__Assignment__:
Leaving out every picture, please repeat exactly the line that contains "Output a JSON" and each line after it through the final line below.

Data items
Segment Open
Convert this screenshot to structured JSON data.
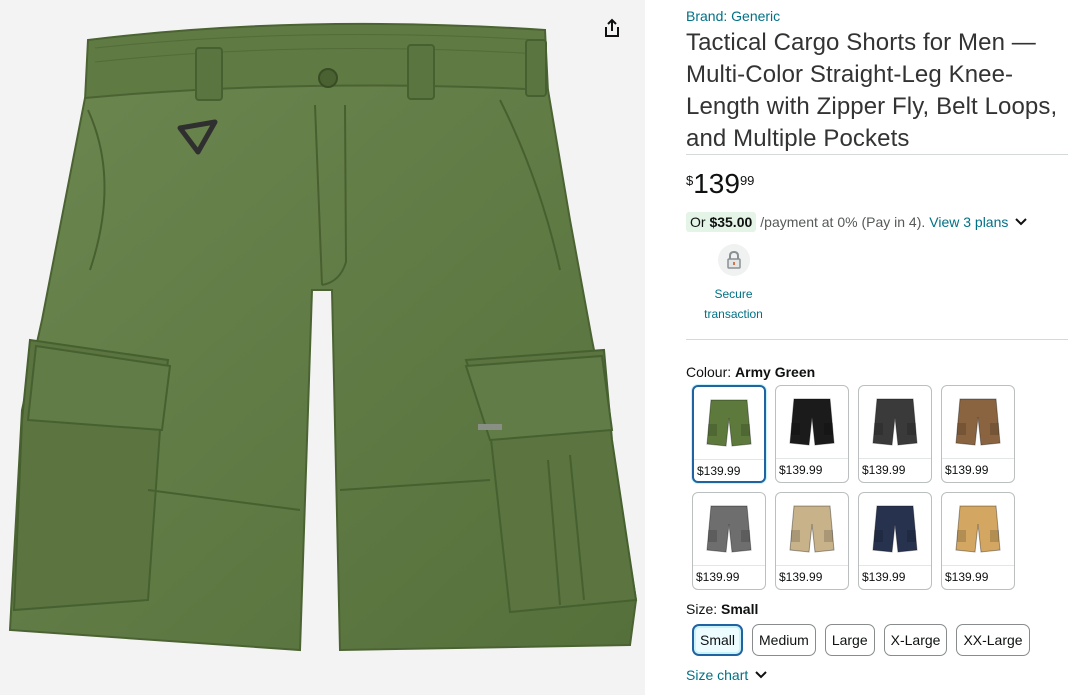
{
  "product": {
    "brand": "Brand: Generic",
    "title": "Tactical Cargo Shorts for Men — Multi-Color Straight-Leg Knee-Length with Zipper Fly, Belt Loops, and Multiple Pockets",
    "price": {
      "symbol": "$",
      "whole": "139",
      "fraction": "99"
    },
    "installment": {
      "or": "Or",
      "amount": "$35.00",
      "text": "/payment at 0% (Pay in 4).",
      "link": "View 3 plans"
    },
    "secure": "Secure transaction",
    "colour": {
      "label": "Colour:",
      "selected": "Army Green",
      "options": [
        {
          "color": "#5d7a3c",
          "price": "$139.99"
        },
        {
          "color": "#1b1b1b",
          "price": "$139.99"
        },
        {
          "color": "#3a3a3a",
          "price": "$139.99"
        },
        {
          "color": "#8a6440",
          "price": "$139.99"
        },
        {
          "color": "#6e6e6e",
          "price": "$139.99"
        },
        {
          "color": "#c8b28a",
          "price": "$139.99"
        },
        {
          "color": "#27324f",
          "price": "$139.99"
        },
        {
          "color": "#d3a762",
          "price": "$139.99"
        }
      ]
    },
    "size": {
      "label": "Size:",
      "selected": "Small",
      "options": [
        "Small",
        "Medium",
        "Large",
        "X-Large",
        "XX-Large"
      ],
      "chart_link": "Size chart"
    },
    "image": {
      "main_color": "#617a45"
    }
  }
}
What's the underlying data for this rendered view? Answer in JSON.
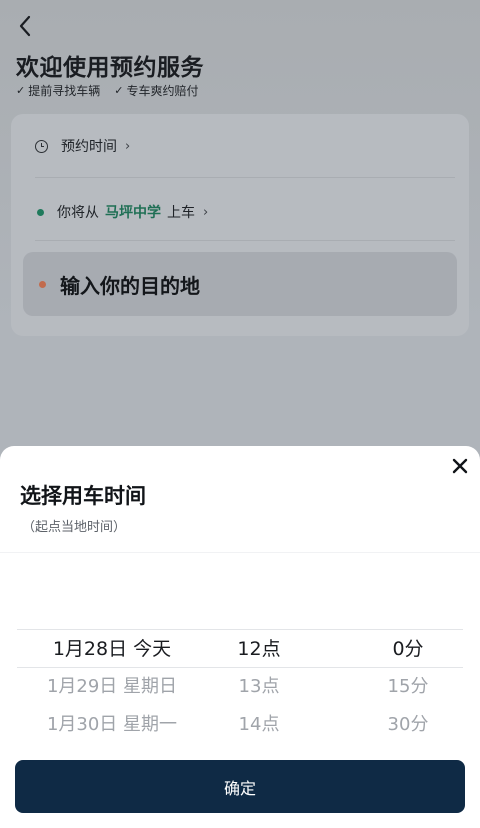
{
  "background": {
    "title": "欢迎使用预约服务",
    "tags": [
      "提前寻找车辆",
      "专车爽约赔付"
    ],
    "time_row": {
      "label": "预约时间"
    },
    "pickup_row": {
      "prefix": "你将从",
      "place": "马坪中学",
      "suffix": "上车"
    },
    "destination": {
      "placeholder": "输入你的目的地"
    }
  },
  "sheet": {
    "title": "选择用车时间",
    "subtitle": "（起点当地时间）",
    "date_options": [
      "1月28日 今天",
      "1月29日 星期日",
      "1月30日 星期一"
    ],
    "hour_options": [
      "12点",
      "13点",
      "14点"
    ],
    "minute_options": [
      "0分",
      "15分",
      "30分"
    ],
    "confirm_label": "确定"
  },
  "colors": {
    "accent": "#0f2a45",
    "green": "#1f7a5c",
    "orange_dot": "#c26b4d"
  },
  "icons": [
    "back-arrow-icon",
    "check-icon",
    "clock-icon",
    "chevron-right-icon",
    "close-icon"
  ]
}
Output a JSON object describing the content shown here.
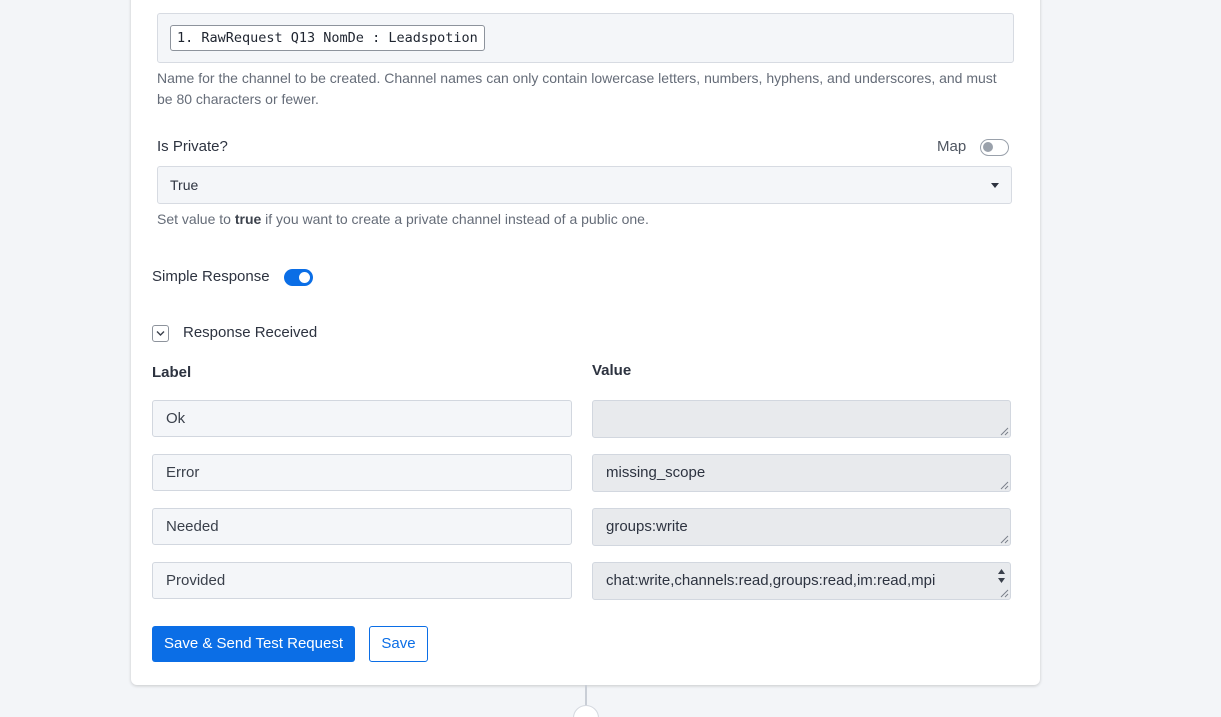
{
  "channel_name": {
    "tag": "1. RawRequest Q13 NomDe : Leadspotion",
    "help": "Name for the channel to be created. Channel names can only contain lowercase letters, numbers, hyphens, and underscores, and must be 80 characters or fewer."
  },
  "is_private": {
    "label": "Is Private?",
    "map_label": "Map",
    "map_toggle_on": false,
    "selected": "True",
    "help_prefix": "Set value to ",
    "help_bold": "true",
    "help_suffix": " if you want to create a private channel instead of a public one."
  },
  "simple_response": {
    "label": "Simple Response",
    "enabled": true
  },
  "response_received": {
    "title": "Response Received",
    "label_header": "Label",
    "value_header": "Value",
    "rows": [
      {
        "label": "Ok",
        "value": ""
      },
      {
        "label": "Error",
        "value": "missing_scope"
      },
      {
        "label": "Needed",
        "value": "groups:write"
      },
      {
        "label": "Provided",
        "value": "chat:write,channels:read,groups:read,im:read,mpi"
      }
    ]
  },
  "actions": {
    "primary": "Save & Send Test Request",
    "secondary": "Save"
  },
  "colors": {
    "accent": "#0b6ee6",
    "background": "#f3f5f8",
    "card": "#ffffff"
  }
}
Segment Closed
__Exercise result__:
Output a JSON object describing the content shown here.
{
  "channel_name": {
    "tag": "1. RawRequest Q13 NomDe : Leadspotion",
    "help": "Name for the channel to be created. Channel names can only contain lowercase letters, numbers, hyphens, and underscores, and must be 80 characters or fewer."
  },
  "is_private": {
    "label": "Is Private?",
    "map_label": "Map",
    "map_toggle_on": false,
    "selected": "True",
    "help_prefix": "Set value to ",
    "help_bold": "true",
    "help_suffix": " if you want to create a private channel instead of a public one."
  },
  "simple_response": {
    "label": "Simple Response",
    "enabled": true
  },
  "response_received": {
    "title": "Response Received",
    "label_header": "Label",
    "value_header": "Value",
    "rows": [
      {
        "label": "Ok",
        "value": ""
      },
      {
        "label": "Error",
        "value": "missing_scope"
      },
      {
        "label": "Needed",
        "value": "groups:write"
      },
      {
        "label": "Provided",
        "value": "chat:write,channels:read,groups:read,im:read,mpi"
      }
    ]
  },
  "actions": {
    "primary": "Save & Send Test Request",
    "secondary": "Save"
  },
  "colors": {
    "accent": "#0b6ee6",
    "background": "#f3f5f8",
    "card": "#ffffff"
  }
}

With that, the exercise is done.